Stored items from a collection
== Segment start ==

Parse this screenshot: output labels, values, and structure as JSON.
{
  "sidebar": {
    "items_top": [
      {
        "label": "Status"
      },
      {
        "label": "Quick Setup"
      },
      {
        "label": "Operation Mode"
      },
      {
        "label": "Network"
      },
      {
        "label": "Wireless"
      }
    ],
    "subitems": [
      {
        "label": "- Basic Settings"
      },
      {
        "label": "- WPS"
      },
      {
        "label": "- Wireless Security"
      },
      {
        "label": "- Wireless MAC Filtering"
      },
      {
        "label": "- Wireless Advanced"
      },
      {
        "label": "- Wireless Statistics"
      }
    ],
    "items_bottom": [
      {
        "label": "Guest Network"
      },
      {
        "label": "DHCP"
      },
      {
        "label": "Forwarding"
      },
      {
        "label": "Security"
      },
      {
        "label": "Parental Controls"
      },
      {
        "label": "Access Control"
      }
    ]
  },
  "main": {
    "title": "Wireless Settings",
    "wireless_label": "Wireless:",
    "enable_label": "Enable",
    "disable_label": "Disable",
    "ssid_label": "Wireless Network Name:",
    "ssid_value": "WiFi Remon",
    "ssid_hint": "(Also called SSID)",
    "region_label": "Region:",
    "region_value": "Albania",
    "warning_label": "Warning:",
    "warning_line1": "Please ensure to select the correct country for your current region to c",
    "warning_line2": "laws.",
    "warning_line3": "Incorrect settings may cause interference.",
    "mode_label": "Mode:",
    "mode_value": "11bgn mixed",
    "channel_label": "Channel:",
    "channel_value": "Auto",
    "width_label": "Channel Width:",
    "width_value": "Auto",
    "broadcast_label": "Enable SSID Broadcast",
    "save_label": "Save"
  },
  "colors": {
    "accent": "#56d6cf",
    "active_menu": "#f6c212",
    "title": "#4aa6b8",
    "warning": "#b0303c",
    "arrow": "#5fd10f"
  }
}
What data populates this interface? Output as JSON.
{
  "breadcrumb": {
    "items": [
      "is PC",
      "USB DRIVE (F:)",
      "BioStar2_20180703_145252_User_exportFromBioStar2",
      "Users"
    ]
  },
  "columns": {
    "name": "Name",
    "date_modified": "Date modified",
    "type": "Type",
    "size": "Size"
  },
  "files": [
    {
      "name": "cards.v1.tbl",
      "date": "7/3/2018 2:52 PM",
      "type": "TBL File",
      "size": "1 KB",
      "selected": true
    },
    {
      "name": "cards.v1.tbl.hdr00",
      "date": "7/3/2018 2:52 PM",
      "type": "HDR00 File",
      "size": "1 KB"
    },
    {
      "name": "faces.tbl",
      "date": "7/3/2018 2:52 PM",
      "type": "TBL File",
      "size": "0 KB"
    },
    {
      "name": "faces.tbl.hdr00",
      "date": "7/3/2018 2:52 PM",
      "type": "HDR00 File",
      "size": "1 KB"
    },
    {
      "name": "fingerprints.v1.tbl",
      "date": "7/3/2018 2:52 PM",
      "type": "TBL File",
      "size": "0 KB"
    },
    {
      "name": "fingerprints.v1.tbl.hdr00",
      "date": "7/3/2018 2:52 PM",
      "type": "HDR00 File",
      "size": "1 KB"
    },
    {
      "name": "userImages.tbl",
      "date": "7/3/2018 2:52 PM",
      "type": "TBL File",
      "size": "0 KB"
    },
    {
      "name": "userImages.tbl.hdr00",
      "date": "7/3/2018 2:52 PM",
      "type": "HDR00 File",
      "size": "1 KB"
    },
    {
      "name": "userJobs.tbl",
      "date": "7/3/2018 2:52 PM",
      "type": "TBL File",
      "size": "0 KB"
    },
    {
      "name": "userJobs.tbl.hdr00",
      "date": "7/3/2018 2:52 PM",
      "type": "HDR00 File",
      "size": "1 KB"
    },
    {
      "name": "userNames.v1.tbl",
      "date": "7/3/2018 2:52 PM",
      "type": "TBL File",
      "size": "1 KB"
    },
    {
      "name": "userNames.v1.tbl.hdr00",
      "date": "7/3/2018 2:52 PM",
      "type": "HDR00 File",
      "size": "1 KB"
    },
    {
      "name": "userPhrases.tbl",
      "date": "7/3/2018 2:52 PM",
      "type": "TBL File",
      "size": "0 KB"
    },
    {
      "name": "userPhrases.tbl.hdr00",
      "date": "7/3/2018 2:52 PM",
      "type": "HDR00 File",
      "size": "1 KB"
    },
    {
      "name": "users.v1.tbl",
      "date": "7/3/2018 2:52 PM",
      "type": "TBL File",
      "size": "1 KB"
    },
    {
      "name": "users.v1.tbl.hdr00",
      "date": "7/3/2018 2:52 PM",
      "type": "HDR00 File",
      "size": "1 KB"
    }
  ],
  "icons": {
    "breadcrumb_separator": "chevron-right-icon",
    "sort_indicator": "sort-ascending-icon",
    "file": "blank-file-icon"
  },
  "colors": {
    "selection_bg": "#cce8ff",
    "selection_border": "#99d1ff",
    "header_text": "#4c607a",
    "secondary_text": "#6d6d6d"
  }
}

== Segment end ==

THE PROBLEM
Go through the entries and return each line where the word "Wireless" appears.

RESPONSE FOR THIS EXERCISE
        "label": "Wireless"
        "label": "- Wireless Security"
        "label": "- Wireless MAC Filtering"
        "label": "- Wireless Advanced"
        "label": "- Wireless Statistics"
    "title": "Wireless Settings",
    "wireless_label": "Wireless:",
    "ssid_label": "Wireless Network Name:",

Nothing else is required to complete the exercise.